##### GIVEN ENTRIES

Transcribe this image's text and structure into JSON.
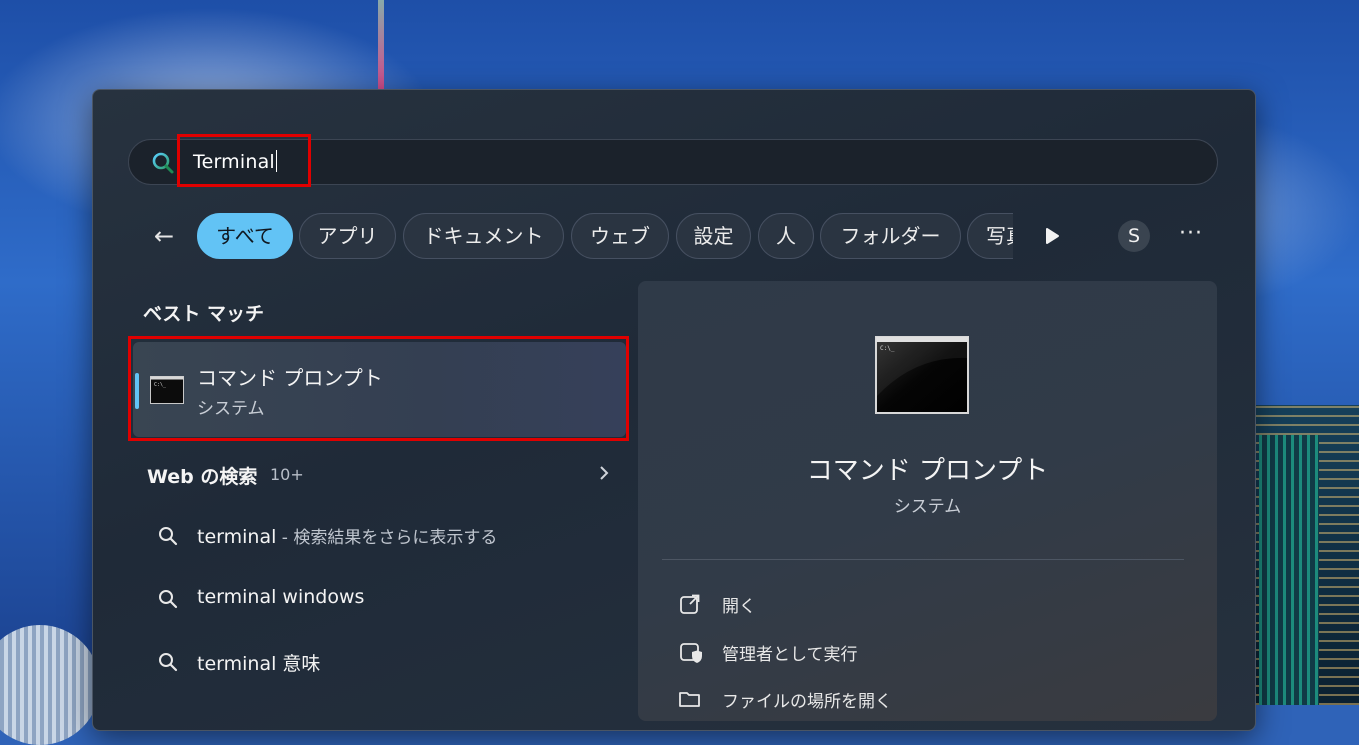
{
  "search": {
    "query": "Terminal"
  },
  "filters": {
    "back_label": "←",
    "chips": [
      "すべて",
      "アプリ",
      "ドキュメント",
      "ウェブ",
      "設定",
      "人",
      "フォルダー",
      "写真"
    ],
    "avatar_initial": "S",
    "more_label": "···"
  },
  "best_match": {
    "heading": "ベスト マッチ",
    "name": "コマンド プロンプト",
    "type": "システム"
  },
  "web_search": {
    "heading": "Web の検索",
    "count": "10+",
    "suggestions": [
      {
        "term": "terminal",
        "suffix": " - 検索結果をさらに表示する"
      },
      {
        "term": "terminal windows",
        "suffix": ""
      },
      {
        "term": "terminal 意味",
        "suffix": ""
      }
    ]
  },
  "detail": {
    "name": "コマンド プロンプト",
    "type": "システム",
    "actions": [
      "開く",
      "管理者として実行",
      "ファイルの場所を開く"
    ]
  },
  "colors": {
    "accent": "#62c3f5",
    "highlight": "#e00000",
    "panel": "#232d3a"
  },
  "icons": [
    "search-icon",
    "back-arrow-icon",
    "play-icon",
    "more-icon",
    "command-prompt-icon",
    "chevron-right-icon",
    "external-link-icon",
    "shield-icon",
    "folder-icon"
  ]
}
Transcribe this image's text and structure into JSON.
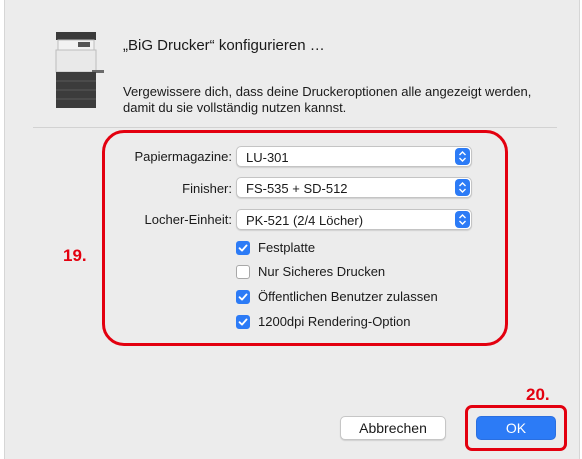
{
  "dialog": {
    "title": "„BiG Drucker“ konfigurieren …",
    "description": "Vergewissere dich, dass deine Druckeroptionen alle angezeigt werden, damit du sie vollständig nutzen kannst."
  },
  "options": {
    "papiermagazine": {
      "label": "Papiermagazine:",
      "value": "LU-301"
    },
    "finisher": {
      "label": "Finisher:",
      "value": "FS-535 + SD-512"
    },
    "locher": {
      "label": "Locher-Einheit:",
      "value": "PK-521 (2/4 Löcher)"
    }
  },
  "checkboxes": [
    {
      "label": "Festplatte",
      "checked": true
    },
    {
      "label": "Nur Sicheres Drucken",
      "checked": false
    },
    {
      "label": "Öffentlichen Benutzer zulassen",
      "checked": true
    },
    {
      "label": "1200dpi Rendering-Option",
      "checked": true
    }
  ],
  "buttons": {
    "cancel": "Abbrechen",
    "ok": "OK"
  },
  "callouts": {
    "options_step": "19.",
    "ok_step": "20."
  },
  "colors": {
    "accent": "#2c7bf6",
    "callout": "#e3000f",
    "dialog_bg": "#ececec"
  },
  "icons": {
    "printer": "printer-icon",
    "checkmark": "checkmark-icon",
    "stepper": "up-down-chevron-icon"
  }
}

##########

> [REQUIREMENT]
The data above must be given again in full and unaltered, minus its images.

> [WRITTEN ANSWER]
Transcribe this image's text and structure into JSON.
{
  "search": {
    "query": "Terminal"
  },
  "filters": {
    "back_label": "←",
    "chips": [
      "すべて",
      "アプリ",
      "ドキュメント",
      "ウェブ",
      "設定",
      "人",
      "フォルダー",
      "写真"
    ],
    "avatar_initial": "S",
    "more_label": "···"
  },
  "best_match": {
    "heading": "ベスト マッチ",
    "name": "コマンド プロンプト",
    "type": "システム"
  },
  "web_search": {
    "heading": "Web の検索",
    "count": "10+",
    "suggestions": [
      {
        "term": "terminal",
        "suffix": " - 検索結果をさらに表示する"
      },
      {
        "term": "terminal windows",
        "suffix": ""
      },
      {
        "term": "terminal 意味",
        "suffix": ""
      }
    ]
  },
  "detail": {
    "name": "コマンド プロンプト",
    "type": "システム",
    "actions": [
      "開く",
      "管理者として実行",
      "ファイルの場所を開く"
    ]
  },
  "colors": {
    "accent": "#62c3f5",
    "highlight": "#e00000",
    "panel": "#232d3a"
  },
  "icons": [
    "search-icon",
    "back-arrow-icon",
    "play-icon",
    "more-icon",
    "command-prompt-icon",
    "chevron-right-icon",
    "external-link-icon",
    "shield-icon",
    "folder-icon"
  ]
}
Transcribe this image's text and structure into JSON.
{
  "dialog": {
    "title": "„BiG Drucker“ konfigurieren …",
    "description": "Vergewissere dich, dass deine Druckeroptionen alle angezeigt werden, damit du sie vollständig nutzen kannst."
  },
  "options": {
    "papiermagazine": {
      "label": "Papiermagazine:",
      "value": "LU-301"
    },
    "finisher": {
      "label": "Finisher:",
      "value": "FS-535 + SD-512"
    },
    "locher": {
      "label": "Locher-Einheit:",
      "value": "PK-521 (2/4 Löcher)"
    }
  },
  "checkboxes": [
    {
      "label": "Festplatte",
      "checked": true
    },
    {
      "label": "Nur Sicheres Drucken",
      "checked": false
    },
    {
      "label": "Öffentlichen Benutzer zulassen",
      "checked": true
    },
    {
      "label": "1200dpi Rendering-Option",
      "checked": true
    }
  ],
  "buttons": {
    "cancel": "Abbrechen",
    "ok": "OK"
  },
  "callouts": {
    "options_step": "19.",
    "ok_step": "20."
  },
  "colors": {
    "accent": "#2c7bf6",
    "callout": "#e3000f",
    "dialog_bg": "#ececec"
  },
  "icons": {
    "printer": "printer-icon",
    "checkmark": "checkmark-icon",
    "stepper": "up-down-chevron-icon"
  }
}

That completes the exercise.